══ Records

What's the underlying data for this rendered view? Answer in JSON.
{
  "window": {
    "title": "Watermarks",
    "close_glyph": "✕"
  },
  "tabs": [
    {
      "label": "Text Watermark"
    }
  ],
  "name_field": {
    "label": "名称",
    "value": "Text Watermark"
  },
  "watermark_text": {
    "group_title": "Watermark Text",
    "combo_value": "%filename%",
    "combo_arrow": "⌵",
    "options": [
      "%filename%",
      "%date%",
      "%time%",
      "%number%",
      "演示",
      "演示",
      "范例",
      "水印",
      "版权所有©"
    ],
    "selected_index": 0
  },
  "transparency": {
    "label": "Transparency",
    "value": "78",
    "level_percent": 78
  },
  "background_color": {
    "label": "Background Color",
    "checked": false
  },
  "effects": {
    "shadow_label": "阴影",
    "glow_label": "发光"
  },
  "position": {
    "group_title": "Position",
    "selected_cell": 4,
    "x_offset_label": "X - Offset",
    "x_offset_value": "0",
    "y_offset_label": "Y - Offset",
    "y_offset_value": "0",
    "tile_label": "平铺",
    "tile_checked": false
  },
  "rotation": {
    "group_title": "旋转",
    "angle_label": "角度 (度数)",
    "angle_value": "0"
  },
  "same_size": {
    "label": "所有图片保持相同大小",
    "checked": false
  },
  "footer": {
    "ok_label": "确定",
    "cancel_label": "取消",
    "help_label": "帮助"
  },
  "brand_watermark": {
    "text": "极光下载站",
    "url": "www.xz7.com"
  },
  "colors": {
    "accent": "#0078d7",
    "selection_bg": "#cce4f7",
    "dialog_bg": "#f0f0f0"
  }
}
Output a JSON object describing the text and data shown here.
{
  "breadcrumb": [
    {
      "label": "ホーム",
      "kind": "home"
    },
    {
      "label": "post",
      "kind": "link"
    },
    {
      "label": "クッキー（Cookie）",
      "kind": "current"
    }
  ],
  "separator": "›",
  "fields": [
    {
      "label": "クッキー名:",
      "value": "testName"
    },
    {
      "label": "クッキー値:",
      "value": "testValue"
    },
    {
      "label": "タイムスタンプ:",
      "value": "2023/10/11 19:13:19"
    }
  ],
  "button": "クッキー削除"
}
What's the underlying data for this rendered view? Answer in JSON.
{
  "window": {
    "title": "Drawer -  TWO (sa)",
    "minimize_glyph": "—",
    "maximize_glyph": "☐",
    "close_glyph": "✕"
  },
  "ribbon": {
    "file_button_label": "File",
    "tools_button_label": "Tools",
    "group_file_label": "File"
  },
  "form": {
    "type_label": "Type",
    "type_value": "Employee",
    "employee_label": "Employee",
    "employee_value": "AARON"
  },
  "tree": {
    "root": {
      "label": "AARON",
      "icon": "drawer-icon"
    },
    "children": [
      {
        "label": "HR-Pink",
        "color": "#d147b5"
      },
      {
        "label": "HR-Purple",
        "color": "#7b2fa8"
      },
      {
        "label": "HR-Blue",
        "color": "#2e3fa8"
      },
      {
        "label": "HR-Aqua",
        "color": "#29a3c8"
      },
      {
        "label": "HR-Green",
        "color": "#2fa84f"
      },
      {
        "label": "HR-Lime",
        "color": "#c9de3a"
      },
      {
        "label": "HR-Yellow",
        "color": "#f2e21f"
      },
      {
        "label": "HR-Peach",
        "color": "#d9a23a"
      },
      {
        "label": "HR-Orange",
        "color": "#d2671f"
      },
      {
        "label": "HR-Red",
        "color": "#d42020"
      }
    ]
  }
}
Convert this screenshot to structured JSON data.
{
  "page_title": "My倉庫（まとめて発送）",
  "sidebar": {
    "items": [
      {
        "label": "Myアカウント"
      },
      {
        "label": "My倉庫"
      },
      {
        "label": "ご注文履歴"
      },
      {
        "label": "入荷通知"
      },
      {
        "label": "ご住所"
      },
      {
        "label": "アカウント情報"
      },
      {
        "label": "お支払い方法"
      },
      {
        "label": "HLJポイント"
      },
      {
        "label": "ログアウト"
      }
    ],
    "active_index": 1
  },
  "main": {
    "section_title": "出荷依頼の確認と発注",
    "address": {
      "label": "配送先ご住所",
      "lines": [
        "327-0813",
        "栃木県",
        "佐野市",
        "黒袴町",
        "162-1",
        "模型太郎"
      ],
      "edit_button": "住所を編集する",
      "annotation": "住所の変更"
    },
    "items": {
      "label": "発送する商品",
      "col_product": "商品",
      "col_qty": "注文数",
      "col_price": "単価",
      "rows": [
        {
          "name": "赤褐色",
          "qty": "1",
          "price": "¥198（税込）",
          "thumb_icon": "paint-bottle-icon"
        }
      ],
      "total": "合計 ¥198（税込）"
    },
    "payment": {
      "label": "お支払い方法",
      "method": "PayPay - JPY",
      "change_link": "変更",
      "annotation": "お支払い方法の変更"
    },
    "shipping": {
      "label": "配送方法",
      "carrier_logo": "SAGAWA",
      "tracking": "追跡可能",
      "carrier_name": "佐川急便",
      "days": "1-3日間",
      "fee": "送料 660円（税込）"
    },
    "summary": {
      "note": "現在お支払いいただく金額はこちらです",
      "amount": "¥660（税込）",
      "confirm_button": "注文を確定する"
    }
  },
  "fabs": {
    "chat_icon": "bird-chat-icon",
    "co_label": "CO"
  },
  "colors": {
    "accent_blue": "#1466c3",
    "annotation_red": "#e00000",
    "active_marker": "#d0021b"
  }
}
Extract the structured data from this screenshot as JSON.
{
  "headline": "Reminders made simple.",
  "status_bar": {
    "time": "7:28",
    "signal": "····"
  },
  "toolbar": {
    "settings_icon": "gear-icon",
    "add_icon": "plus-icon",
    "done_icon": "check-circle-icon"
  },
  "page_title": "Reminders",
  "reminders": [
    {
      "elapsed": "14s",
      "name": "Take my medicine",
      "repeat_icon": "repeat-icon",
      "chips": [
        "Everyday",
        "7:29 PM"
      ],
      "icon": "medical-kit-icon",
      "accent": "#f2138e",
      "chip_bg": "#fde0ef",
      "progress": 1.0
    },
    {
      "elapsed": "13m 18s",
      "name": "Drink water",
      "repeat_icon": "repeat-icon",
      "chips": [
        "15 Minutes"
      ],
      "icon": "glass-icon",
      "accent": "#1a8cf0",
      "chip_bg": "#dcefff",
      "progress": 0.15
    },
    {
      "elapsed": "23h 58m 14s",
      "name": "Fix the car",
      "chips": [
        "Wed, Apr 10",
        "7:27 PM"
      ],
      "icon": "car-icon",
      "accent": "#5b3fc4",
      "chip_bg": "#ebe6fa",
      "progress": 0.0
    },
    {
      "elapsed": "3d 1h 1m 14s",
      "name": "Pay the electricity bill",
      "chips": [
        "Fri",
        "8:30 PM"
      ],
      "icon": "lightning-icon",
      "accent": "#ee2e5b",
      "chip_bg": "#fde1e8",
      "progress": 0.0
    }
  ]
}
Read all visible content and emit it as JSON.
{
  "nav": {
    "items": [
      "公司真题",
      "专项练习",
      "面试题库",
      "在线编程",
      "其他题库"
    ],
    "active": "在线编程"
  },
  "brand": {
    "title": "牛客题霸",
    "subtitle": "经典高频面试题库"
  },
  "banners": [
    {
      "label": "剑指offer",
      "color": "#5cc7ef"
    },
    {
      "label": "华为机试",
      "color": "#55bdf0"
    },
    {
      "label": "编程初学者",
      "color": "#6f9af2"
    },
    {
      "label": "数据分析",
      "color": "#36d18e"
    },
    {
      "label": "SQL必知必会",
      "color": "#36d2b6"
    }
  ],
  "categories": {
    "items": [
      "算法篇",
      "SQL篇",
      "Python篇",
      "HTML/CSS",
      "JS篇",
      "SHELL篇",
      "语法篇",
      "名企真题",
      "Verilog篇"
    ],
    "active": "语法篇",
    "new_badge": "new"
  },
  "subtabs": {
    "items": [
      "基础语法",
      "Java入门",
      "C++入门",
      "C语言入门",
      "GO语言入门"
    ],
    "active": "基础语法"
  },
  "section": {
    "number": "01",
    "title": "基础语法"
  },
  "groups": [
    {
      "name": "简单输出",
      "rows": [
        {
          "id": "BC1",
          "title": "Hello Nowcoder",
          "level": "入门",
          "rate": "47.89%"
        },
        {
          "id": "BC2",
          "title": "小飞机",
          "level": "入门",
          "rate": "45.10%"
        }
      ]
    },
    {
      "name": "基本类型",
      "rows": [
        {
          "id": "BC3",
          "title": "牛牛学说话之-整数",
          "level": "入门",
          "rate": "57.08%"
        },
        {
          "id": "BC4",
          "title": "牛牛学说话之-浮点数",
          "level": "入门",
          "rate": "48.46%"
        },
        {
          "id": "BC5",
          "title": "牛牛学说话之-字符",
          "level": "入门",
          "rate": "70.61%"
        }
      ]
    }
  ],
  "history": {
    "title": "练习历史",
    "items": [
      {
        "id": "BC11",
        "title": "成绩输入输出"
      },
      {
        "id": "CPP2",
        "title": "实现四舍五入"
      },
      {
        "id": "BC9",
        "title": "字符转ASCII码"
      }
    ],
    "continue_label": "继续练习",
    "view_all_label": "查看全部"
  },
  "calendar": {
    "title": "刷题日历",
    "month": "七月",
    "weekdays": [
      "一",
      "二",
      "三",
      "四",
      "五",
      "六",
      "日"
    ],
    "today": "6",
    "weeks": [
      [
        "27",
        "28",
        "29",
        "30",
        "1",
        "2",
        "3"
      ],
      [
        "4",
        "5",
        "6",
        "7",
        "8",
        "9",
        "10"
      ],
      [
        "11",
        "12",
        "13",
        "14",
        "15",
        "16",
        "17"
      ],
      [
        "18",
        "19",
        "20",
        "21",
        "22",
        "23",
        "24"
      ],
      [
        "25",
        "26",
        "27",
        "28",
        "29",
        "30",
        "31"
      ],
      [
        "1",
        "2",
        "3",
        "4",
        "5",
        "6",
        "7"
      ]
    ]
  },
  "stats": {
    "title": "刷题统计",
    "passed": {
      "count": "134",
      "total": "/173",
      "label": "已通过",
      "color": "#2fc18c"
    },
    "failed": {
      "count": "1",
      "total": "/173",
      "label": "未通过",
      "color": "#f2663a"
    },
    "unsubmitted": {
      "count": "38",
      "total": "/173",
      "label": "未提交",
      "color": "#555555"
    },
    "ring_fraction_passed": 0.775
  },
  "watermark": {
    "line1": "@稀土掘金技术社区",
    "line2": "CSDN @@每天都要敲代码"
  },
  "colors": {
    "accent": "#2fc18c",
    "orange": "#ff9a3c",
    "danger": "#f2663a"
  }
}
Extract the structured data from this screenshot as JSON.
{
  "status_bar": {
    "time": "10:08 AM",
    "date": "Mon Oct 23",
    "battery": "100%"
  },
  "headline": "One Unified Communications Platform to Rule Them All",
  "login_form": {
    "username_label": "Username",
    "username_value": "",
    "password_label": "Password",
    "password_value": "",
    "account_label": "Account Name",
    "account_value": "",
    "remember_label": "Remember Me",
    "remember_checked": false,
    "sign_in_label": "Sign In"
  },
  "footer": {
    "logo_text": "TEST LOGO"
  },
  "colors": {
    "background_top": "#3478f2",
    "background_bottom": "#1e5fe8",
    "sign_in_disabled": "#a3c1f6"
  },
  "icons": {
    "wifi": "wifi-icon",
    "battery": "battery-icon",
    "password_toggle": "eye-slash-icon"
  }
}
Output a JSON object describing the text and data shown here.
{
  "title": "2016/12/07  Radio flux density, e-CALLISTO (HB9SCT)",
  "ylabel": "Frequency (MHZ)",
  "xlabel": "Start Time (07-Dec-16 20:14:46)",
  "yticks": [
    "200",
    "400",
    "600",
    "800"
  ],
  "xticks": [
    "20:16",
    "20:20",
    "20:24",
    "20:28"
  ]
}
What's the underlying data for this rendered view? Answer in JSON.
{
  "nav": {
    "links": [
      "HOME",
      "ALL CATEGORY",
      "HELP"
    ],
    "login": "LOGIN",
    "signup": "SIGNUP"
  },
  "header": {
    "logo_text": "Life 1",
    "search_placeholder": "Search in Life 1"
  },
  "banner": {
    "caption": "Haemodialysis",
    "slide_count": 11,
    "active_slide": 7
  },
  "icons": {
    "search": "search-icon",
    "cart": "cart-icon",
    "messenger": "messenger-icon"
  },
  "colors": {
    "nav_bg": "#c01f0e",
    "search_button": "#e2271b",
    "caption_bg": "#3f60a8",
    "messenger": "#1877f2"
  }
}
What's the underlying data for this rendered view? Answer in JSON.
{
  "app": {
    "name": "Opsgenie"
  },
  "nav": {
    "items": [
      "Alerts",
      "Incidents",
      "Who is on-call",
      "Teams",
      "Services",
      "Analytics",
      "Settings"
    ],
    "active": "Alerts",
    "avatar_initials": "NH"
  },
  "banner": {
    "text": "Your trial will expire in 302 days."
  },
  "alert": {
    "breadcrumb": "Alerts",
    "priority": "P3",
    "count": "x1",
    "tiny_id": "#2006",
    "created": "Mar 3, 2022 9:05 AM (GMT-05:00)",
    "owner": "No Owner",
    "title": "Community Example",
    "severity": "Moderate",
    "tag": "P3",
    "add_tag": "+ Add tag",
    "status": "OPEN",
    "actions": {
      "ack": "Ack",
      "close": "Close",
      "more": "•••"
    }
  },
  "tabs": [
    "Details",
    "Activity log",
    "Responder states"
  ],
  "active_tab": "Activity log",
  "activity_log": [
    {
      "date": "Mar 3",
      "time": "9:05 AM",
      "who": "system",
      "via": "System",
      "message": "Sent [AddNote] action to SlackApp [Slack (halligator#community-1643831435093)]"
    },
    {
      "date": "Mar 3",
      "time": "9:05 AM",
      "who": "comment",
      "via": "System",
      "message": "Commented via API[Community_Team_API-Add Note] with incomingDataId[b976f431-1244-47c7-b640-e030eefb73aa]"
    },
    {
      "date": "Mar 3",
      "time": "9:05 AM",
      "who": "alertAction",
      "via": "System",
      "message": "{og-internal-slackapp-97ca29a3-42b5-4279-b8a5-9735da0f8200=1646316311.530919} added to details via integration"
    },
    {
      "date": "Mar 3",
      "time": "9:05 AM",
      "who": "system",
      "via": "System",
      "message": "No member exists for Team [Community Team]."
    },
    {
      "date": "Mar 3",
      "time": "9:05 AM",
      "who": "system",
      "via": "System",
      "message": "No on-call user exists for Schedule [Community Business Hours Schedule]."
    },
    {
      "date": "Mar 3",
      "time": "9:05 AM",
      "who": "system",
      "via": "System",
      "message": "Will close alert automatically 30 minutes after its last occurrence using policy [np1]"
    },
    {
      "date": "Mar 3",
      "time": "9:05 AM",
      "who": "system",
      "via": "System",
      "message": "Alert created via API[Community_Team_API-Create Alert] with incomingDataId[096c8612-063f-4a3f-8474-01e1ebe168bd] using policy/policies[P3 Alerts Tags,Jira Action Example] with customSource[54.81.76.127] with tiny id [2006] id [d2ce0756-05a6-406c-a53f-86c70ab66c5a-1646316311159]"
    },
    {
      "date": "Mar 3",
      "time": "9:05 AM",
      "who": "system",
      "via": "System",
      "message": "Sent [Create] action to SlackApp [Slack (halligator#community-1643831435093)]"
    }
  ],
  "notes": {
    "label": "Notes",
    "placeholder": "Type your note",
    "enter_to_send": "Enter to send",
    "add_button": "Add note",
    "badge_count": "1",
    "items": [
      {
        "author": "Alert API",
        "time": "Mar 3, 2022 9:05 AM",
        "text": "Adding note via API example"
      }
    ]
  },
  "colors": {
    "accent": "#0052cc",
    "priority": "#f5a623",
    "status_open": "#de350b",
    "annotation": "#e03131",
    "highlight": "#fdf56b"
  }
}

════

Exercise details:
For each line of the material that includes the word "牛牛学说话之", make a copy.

Response area:
          "title": "牛牛学说话之-整数",
          "title": "牛牛学说话之-浮点数",
          "title": "牛牛学说话之-字符",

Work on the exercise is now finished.